- Source information:
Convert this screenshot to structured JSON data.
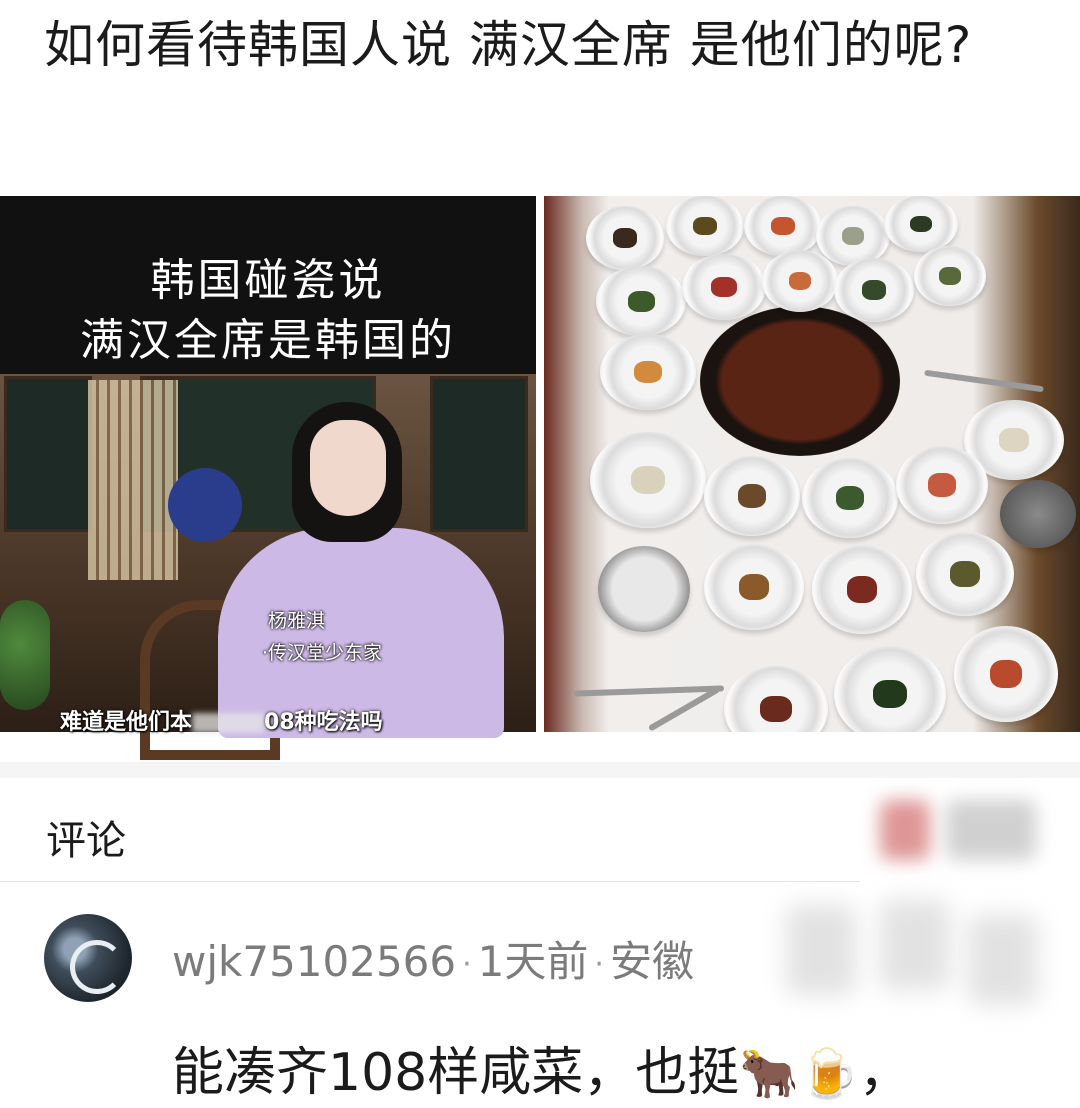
{
  "post": {
    "title": "如何看待韩国人说 满汉全席 是他们的呢?"
  },
  "left_image": {
    "caption_line1": "韩国碰瓷说",
    "caption_line2": "满汉全席是韩国的",
    "name_tag": "杨雅淇",
    "name_subtag": "·传汉堂少东家",
    "subtitle_prefix": "难道是他们本",
    "subtitle_suffix": "08种吃法吗"
  },
  "comments": {
    "section_title": "评论",
    "items": [
      {
        "username": "wjk75102566",
        "time": "1天前",
        "location": "安徽",
        "text": "能凑齐108样咸菜，也挺",
        "trailing_punct": "，",
        "emoji_1": "🐂",
        "emoji_2": "🍺"
      }
    ]
  },
  "icons": [
    "avatar-image",
    "ox-emoji-icon",
    "beer-emoji-icon"
  ]
}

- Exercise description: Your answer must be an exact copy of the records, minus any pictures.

- Task answer:
Convert this screenshot to structured JSON data.
{
  "post": {
    "title": "如何看待韩国人说 满汉全席 是他们的呢?"
  },
  "left_image": {
    "caption_line1": "韩国碰瓷说",
    "caption_line2": "满汉全席是韩国的",
    "name_tag": "杨雅淇",
    "name_subtag": "·传汉堂少东家",
    "subtitle_prefix": "难道是他们本",
    "subtitle_suffix": "08种吃法吗"
  },
  "comments": {
    "section_title": "评论",
    "items": [
      {
        "username": "wjk75102566",
        "time": "1天前",
        "location": "安徽",
        "text": "能凑齐108样咸菜，也挺",
        "trailing_punct": "，",
        "emoji_1": "🐂",
        "emoji_2": "🍺"
      }
    ]
  },
  "icons": [
    "avatar-image",
    "ox-emoji-icon",
    "beer-emoji-icon"
  ]
}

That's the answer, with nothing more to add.